→ Dataset content:

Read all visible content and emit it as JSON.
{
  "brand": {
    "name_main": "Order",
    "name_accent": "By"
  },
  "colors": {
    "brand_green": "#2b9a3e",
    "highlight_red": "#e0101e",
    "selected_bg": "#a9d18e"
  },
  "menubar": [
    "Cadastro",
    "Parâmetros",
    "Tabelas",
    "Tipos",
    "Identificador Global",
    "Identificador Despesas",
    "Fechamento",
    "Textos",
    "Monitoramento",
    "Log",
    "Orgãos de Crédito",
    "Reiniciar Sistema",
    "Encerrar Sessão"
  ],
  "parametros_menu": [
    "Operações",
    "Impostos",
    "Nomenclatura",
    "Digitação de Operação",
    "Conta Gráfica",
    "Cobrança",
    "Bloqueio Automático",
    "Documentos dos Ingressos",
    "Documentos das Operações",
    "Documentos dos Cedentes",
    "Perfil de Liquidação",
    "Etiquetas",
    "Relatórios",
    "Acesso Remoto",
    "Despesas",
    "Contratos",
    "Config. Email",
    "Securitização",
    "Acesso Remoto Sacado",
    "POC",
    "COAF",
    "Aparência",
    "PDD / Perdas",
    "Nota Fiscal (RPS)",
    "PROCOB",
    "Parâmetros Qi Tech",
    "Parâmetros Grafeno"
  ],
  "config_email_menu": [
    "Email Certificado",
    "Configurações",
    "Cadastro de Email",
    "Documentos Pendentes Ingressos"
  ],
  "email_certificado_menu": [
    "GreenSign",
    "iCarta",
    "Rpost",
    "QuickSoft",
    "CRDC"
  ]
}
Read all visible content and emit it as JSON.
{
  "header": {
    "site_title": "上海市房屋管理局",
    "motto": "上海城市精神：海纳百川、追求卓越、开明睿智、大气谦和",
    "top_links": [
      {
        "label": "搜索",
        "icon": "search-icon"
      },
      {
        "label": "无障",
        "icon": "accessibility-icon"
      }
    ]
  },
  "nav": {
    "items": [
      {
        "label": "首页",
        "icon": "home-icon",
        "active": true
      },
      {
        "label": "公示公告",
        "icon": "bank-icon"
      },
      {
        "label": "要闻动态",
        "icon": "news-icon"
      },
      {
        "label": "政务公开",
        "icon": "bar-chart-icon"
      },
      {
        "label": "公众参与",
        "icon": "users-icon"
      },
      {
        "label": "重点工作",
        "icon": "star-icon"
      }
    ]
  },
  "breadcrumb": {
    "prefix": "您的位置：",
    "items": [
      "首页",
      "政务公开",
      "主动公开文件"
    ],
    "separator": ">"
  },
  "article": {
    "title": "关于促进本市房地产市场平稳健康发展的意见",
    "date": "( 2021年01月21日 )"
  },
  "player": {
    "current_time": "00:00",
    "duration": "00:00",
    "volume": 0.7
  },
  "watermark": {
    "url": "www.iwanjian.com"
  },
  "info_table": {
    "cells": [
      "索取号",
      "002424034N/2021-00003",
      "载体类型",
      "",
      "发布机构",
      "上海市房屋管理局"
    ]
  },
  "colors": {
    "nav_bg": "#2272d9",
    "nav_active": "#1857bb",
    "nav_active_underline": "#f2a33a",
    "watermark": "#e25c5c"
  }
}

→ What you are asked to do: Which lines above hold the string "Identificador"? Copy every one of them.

→ Result below:
    "Identificador Global",
    "Identificador Despesas",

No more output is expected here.